ANCHORAGE, Alaska — A report [PDF] released today finds that as governor of Alaska, Sarah Palin “abused her power,” a specific violation of a state law.
Palin was accused of firing her safety commission officer Walt Monegan for not intervening in a personal family feud. Evidence in the report suggests that Palin and her husband, Todd Palin, pressured Monegan to fire their ex-brother-in-law and state trooper, Mike Wooten.
Though the report found that Palin was within the scope of the law by firing Monegan, that doesn’t mean she’s off the hook. The report says she knew “pressure was placed on several subordinates in order to advance a personal agenda…”
The report explains that Palin’s actions amount to a violation of the state Ethics Act. In fact, the case is “one of the very reasons the Ethics Act” was established in the first place.
The question now: what happens to Palin?
Chairman of the Legislative Council, Sen. Kim Elton (R-Juneau), told me in an interview shortly after the report was released that he has confidence in the integrity of the report, but is not prepared to start considering taking action against Palin.
“This is like ‘truth and consequences,”” Elton said, standing in a hallway of the Anchorage legislative offices where the report was released. “Today I will say we got the truth. The facts are now in the public.

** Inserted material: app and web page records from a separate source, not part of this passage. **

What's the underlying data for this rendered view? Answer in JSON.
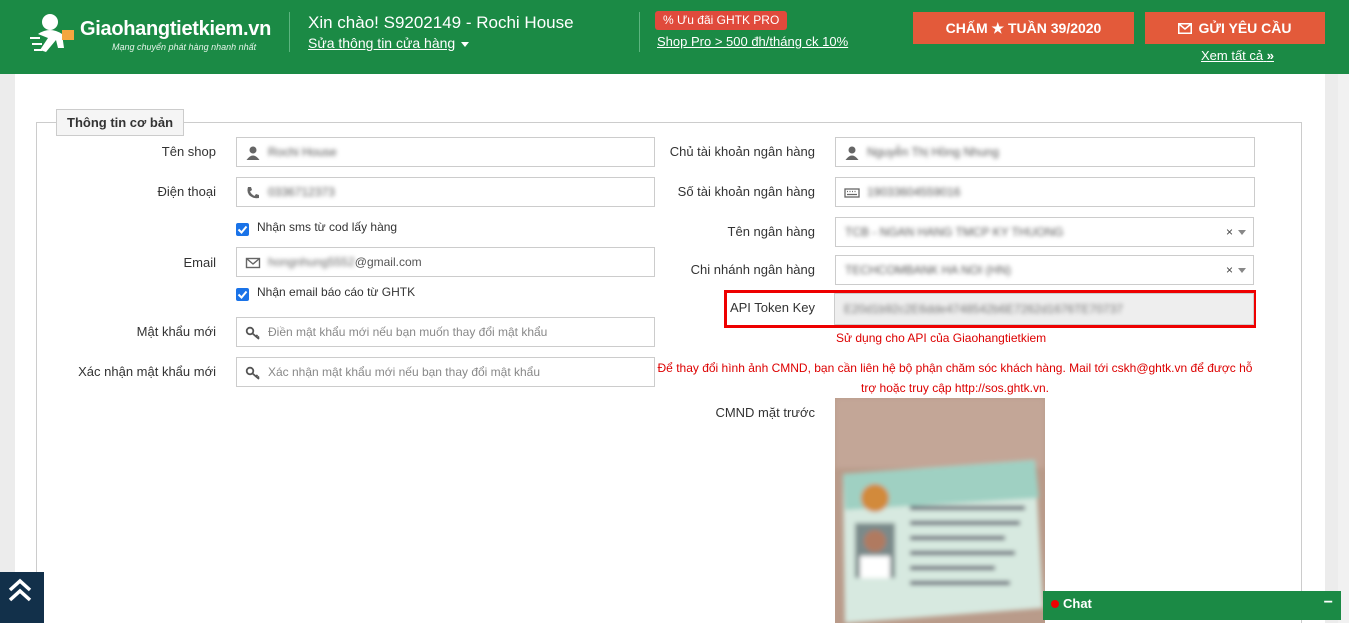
{
  "header": {
    "logo_text": "Giaohangtietkiem.vn",
    "logo_slogan": "Mạng chuyển phát hàng nhanh nhất",
    "greeting": "Xin chào! S9202149 - Rochi House",
    "edit_shop": "Sửa thông tin cửa hàng",
    "pro_badge": "Ưu đãi GHTK PRO",
    "pro_badge_icon": "%",
    "pro_link": "Shop Pro > 500 đh/tháng ck 10%",
    "week_button_prefix": "CHẤM",
    "week_button_suffix": "TUẦN 39/2020",
    "request_button": "GỬI YÊU CẦU",
    "see_all": "Xem tất cả"
  },
  "section": {
    "legend": "Thông tin cơ bản"
  },
  "left": {
    "shop_name": {
      "label": "Tên shop",
      "value": "Rochi House"
    },
    "phone": {
      "label": "Điện thoại",
      "value": "0336712373"
    },
    "sms_checkbox": {
      "label": "Nhận sms từ cod lấy hàng",
      "checked": true
    },
    "email": {
      "label": "Email",
      "value_hidden": "hongnhung5552",
      "value_domain": "@gmail.com"
    },
    "email_checkbox": {
      "label": "Nhận email báo cáo từ GHTK",
      "checked": true
    },
    "new_password": {
      "label": "Mật khẩu mới",
      "placeholder": "Điền mật khẩu mới nếu bạn muốn thay đổi mật khẩu"
    },
    "confirm_password": {
      "label": "Xác nhận mật khẩu mới",
      "placeholder": "Xác nhận mật khẩu mới nếu bạn thay đổi mật khẩu"
    }
  },
  "right": {
    "account_holder": {
      "label": "Chủ tài khoản ngân hàng",
      "value": "Nguyễn Thị Hồng Nhung"
    },
    "account_number": {
      "label": "Số tài khoản ngân hàng",
      "value": "19033604559016"
    },
    "bank_name": {
      "label": "Tên ngân hàng",
      "value": "TCB - NGAN HANG TMCP KY THUONG",
      "clear": "×"
    },
    "branch": {
      "label": "Chi nhánh ngân hàng",
      "value": "TECHCOMBANK HA NOI (HN)",
      "clear": "×"
    },
    "api_token": {
      "label": "API Token Key",
      "value": "E20d1b92c2E6dde4748542b6E7262d1676TE70737",
      "note": "Sử dụng cho API của Giaohangtietkiem"
    },
    "notice": "Để thay đổi hình ảnh CMND, bạn cần liên hệ bộ phận chăm sóc khách hàng. Mail tới cskh@ghtk.vn để được hỗ trợ hoặc truy cập http://sos.ghtk.vn.",
    "id_front_label": "CMND mặt trước"
  },
  "chat": {
    "label": "Chat",
    "minimize": "−"
  },
  "colors": {
    "header_bg": "#1b8a45",
    "button_orange": "#e35a3a",
    "highlight_red": "#ee0000",
    "checkbox_blue": "#1a73e8"
  }
}
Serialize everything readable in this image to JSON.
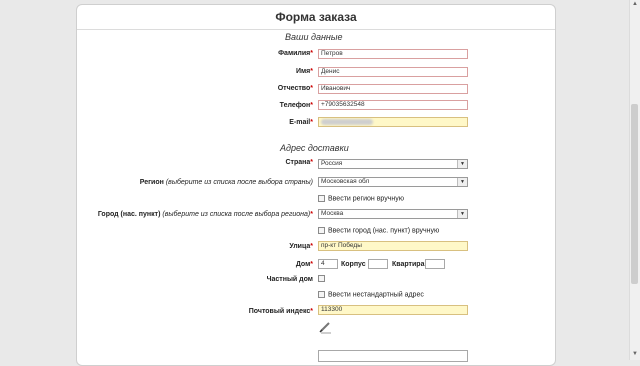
{
  "form": {
    "title": "Форма заказа",
    "personal_section": "Ваши данные",
    "delivery_section": "Адрес доставки",
    "required_mark": "*"
  },
  "personal": {
    "surname": {
      "label": "Фамилия",
      "value": "Петров"
    },
    "name": {
      "label": "Имя",
      "value": "Денис"
    },
    "patronymic": {
      "label": "Отчество",
      "value": "Иванович"
    },
    "phone": {
      "label": "Телефон",
      "value": "+79035632548"
    },
    "email": {
      "label": "E-mail"
    }
  },
  "delivery": {
    "country": {
      "label": "Страна",
      "value": "Россия"
    },
    "region": {
      "label": "Регион",
      "hint": "(выберите из списка после выбора страны)",
      "value": "Московская обл"
    },
    "region_manual": "Ввести регион вручную",
    "city": {
      "label": "Город (нас. пункт)",
      "hint": "(выберите из списка после выбора региона)",
      "value": "Москва"
    },
    "city_manual": "Ввести город (нас. пункт) вручную",
    "street": {
      "label": "Улица",
      "value": "пр-кт Победы"
    },
    "house": {
      "label": "Дом",
      "value": "4"
    },
    "building": {
      "label": "Корпус",
      "value": ""
    },
    "apartment": {
      "label": "Квартира",
      "value": ""
    },
    "private_house": "Частный дом",
    "custom_address": "Ввести нестандартный адрес",
    "postal": {
      "label": "Почтовый индекс",
      "value": "113300"
    }
  },
  "icons": {
    "pencil": "pencil-icon",
    "dropdown": "chevron-down-icon"
  },
  "colors": {
    "highlight": "#fff8c8",
    "required": "#cc0000"
  }
}
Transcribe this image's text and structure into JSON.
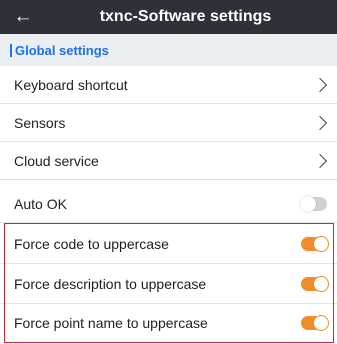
{
  "header": {
    "back_glyph": "←",
    "title": "txnc-Software settings"
  },
  "section": {
    "label": "Global settings",
    "accent_color": "#1a73e8"
  },
  "settings": [
    {
      "label": "Keyboard shortcut",
      "control": "chevron"
    },
    {
      "label": "Sensors",
      "control": "chevron"
    },
    {
      "label": "Cloud service",
      "control": "chevron"
    },
    {
      "label": "Auto OK",
      "control": "toggle",
      "state": "off"
    },
    {
      "label": "Force code to uppercase",
      "control": "toggle",
      "state": "on"
    },
    {
      "label": "Force description to uppercase",
      "control": "toggle",
      "state": "on"
    },
    {
      "label": "Force point name to uppercase",
      "control": "toggle",
      "state": "on"
    }
  ],
  "colors": {
    "topbar": "#2e3138",
    "toggle_on": "#f28b2a",
    "toggle_off": "#d0d0d0",
    "highlight_border": "#d7262c"
  }
}
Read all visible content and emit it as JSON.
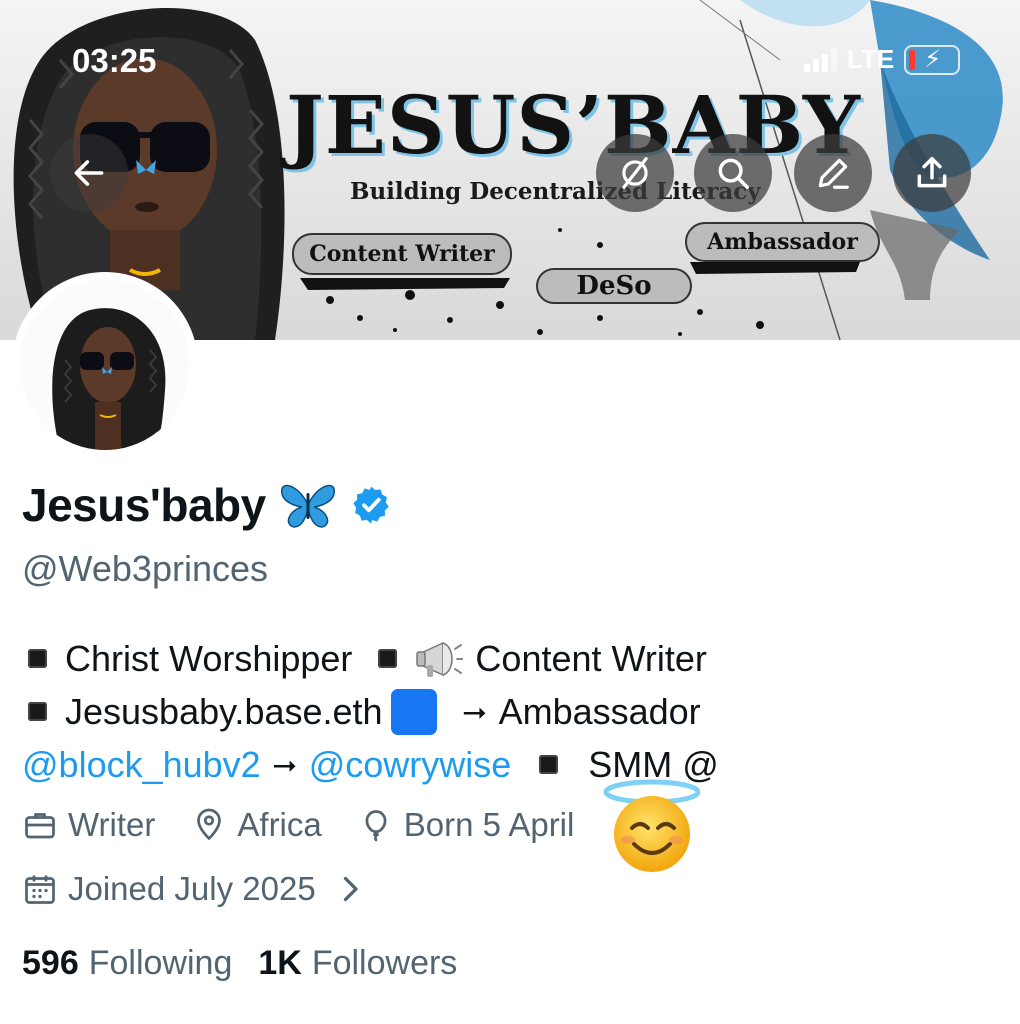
{
  "status_bar": {
    "time": "03:25",
    "network": "LTE"
  },
  "banner": {
    "title": "JESUS’BABY",
    "subtitle": "Building Decentralized Literacy",
    "tags": [
      "Content Writer",
      "DeSo",
      "Ambassador"
    ],
    "watermark": "JesusBaby",
    "accent_color": "#7fc4e6"
  },
  "header_actions": [
    "back-icon",
    "grok-icon",
    "search-icon",
    "edit-icon",
    "share-icon"
  ],
  "profile": {
    "display_name": "Jesus'baby",
    "handle": "@Web3princes",
    "verified": true,
    "verified_color": "#1d9bf0"
  },
  "bio": {
    "line1": {
      "a": "Christ Worshipper",
      "b": "Content Writer"
    },
    "line2": {
      "a": "Jesusbaby.base.eth",
      "arrow": "⭢",
      "b": "Ambassador"
    },
    "line3": {
      "mention1": "@block_hubv2",
      "arrow": "⭢",
      "mention2": "@cowrywise",
      "tail": "SMM @"
    }
  },
  "meta": {
    "profession": "Writer",
    "location": "Africa",
    "birthday": "Born 5 April",
    "joined": "Joined July 2025"
  },
  "stats": {
    "following_count": "596",
    "following_label": "Following",
    "followers_count": "1K",
    "followers_label": "Followers"
  },
  "colors": {
    "link": "#1d9bf0",
    "secondary_text": "#536471",
    "primary_text": "#0f1419"
  }
}
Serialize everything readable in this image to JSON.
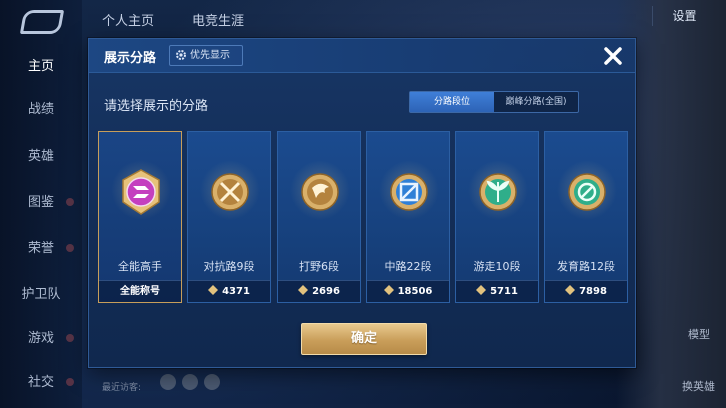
{
  "background": {
    "top_tabs": [
      "个人主页",
      "电竞生涯"
    ],
    "settings_label": "设置",
    "sidebar": [
      {
        "label": "主页",
        "active": true
      },
      {
        "label": "战绩"
      },
      {
        "label": "英雄"
      },
      {
        "label": "图鉴"
      },
      {
        "label": "荣誉"
      },
      {
        "label": "护卫队"
      },
      {
        "label": "游戏"
      },
      {
        "label": "社交"
      }
    ],
    "right_captions": {
      "model": "模型",
      "swap_hero": "换英雄"
    },
    "recent_visitors_label": "最近访客:"
  },
  "dialog": {
    "title": "展示分路",
    "priority_label": "优先显示",
    "subtitle": "请选择展示的分路",
    "segments": {
      "active": "分路段位",
      "inactive": "巅峰分路(全国)"
    },
    "cards": [
      {
        "icon": "all-rounder-badge-icon",
        "label": "全能高手",
        "footer": "全能称号",
        "selected": true,
        "color": "#c43fbf"
      },
      {
        "icon": "clash-lane-badge-icon",
        "label": "对抗路9段",
        "footer": "4371",
        "color": "#c89a4a"
      },
      {
        "icon": "jungle-badge-icon",
        "label": "打野6段",
        "footer": "2696",
        "color": "#c89a4a"
      },
      {
        "icon": "mid-lane-badge-icon",
        "label": "中路22段",
        "footer": "18506",
        "color": "#2f7fd6"
      },
      {
        "icon": "roam-badge-icon",
        "label": "游走10段",
        "footer": "5711",
        "color": "#2fae8a"
      },
      {
        "icon": "farm-lane-badge-icon",
        "label": "发育路12段",
        "footer": "7898",
        "color": "#2fae8a"
      }
    ],
    "confirm_label": "确定"
  },
  "colors": {
    "gold": "#c99e5a",
    "panel": "#173665",
    "accent_blue": "#3f7fd8"
  }
}
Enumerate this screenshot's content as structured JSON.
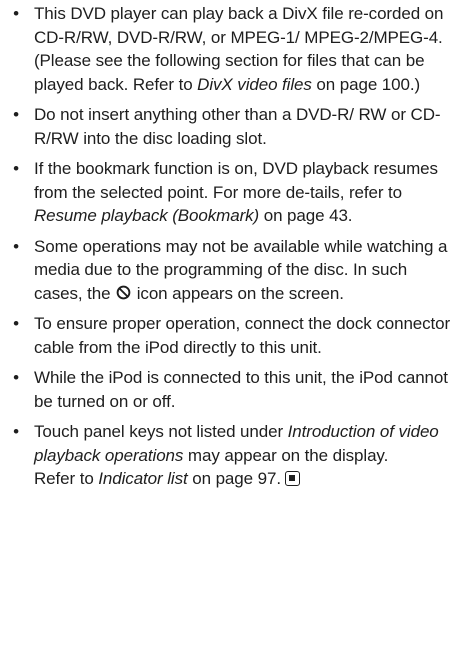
{
  "bullets": [
    {
      "parts": [
        {
          "t": "This DVD player can play back a DivX file re-corded on CD-R/RW, DVD-R/RW, or MPEG-1/ MPEG-2/MPEG-4. (Please see the following section for files that can be played back. Refer to "
        },
        {
          "t": "DivX video files",
          "i": true
        },
        {
          "t": " on page 100.)"
        }
      ]
    },
    {
      "parts": [
        {
          "t": "Do not insert anything other than a DVD-R/ RW or CD-R/RW into the disc loading slot."
        }
      ]
    },
    {
      "parts": [
        {
          "t": "If the bookmark function is on, DVD playback resumes from the selected point. For more de-tails, refer to "
        },
        {
          "t": "Resume playback (Bookmark)",
          "i": true
        },
        {
          "t": " on page 43."
        }
      ]
    },
    {
      "parts": [
        {
          "t": "Some operations may not be available while watching a media due to the programming of the disc. In such cases, the "
        },
        {
          "icon": "prohibited-icon"
        },
        {
          "t": " icon appears on the screen."
        }
      ]
    },
    {
      "parts": [
        {
          "t": "To ensure proper operation, connect the dock connector cable from the iPod directly to this unit."
        }
      ]
    },
    {
      "parts": [
        {
          "t": "While the iPod is connected to this unit, the iPod cannot be turned on or off."
        }
      ]
    },
    {
      "parts": [
        {
          "t": "Touch panel keys not listed under "
        },
        {
          "t": "Introduction of video playback operations",
          "i": true
        },
        {
          "t": " may appear on the display."
        }
      ],
      "subline": [
        {
          "t": "Refer to "
        },
        {
          "t": "Indicator list",
          "i": true
        },
        {
          "t": " on page 97."
        },
        {
          "icon": "end-of-section-icon"
        }
      ]
    }
  ],
  "bullet_char": "•"
}
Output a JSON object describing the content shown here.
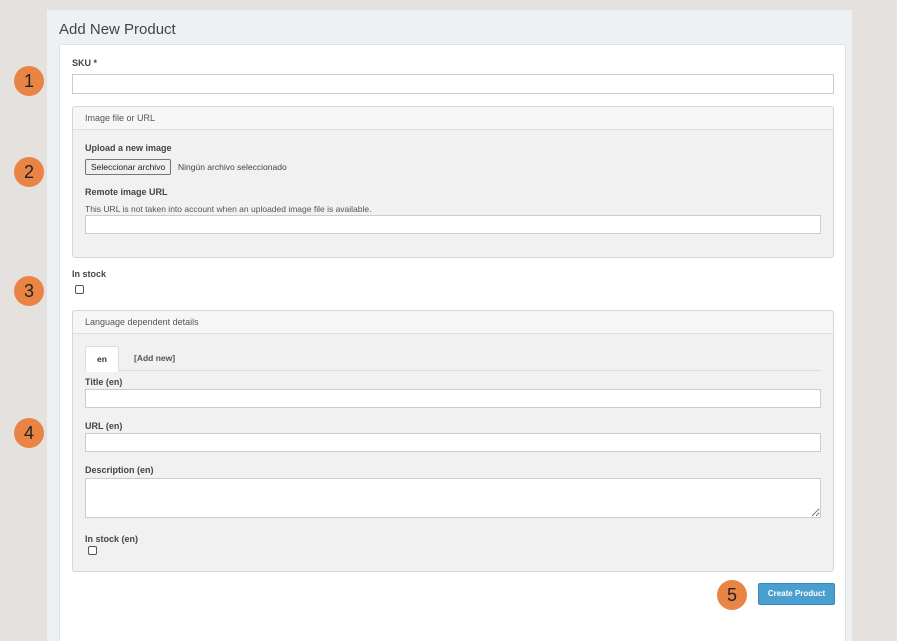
{
  "page": {
    "title": "Add New Product"
  },
  "form": {
    "sku_label": "SKU *",
    "sku_value": "",
    "image": {
      "heading": "Image file or URL",
      "upload_label": "Upload a new image",
      "file_button": "Seleccionar archivo",
      "file_status": "Ningún archivo seleccionado",
      "remote_label": "Remote image URL",
      "remote_help": "This URL is not taken into account when an uploaded image file is available.",
      "remote_value": ""
    },
    "in_stock_label": "In stock",
    "in_stock_checked": false,
    "language": {
      "heading": "Language dependent details",
      "tabs": [
        {
          "label": "en",
          "active": true
        },
        {
          "label": "[Add new]",
          "active": false
        }
      ],
      "title_label": "Title (en)",
      "url_label": "URL (en)",
      "description_label": "Description (en)",
      "in_stock_label": "In stock (en)",
      "in_stock_checked": false
    },
    "submit_label": "Create Product"
  },
  "markers": [
    "1",
    "2",
    "3",
    "4",
    "5"
  ],
  "colors": {
    "accent": "#4a9fd1",
    "marker": "#e98445",
    "background": "#e5e1df"
  }
}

I’m not prepared to go to consequences.”
The spokesman for the House Republicans, Will Vandergriff, told me that nothing is likely to happen before the regular legislative session begins on Jan. 20, 2009. He said it would take a supermajority of lawmakers, 45 House and Senate members, or an executive action from Palin’s office to hold a special session on the issue.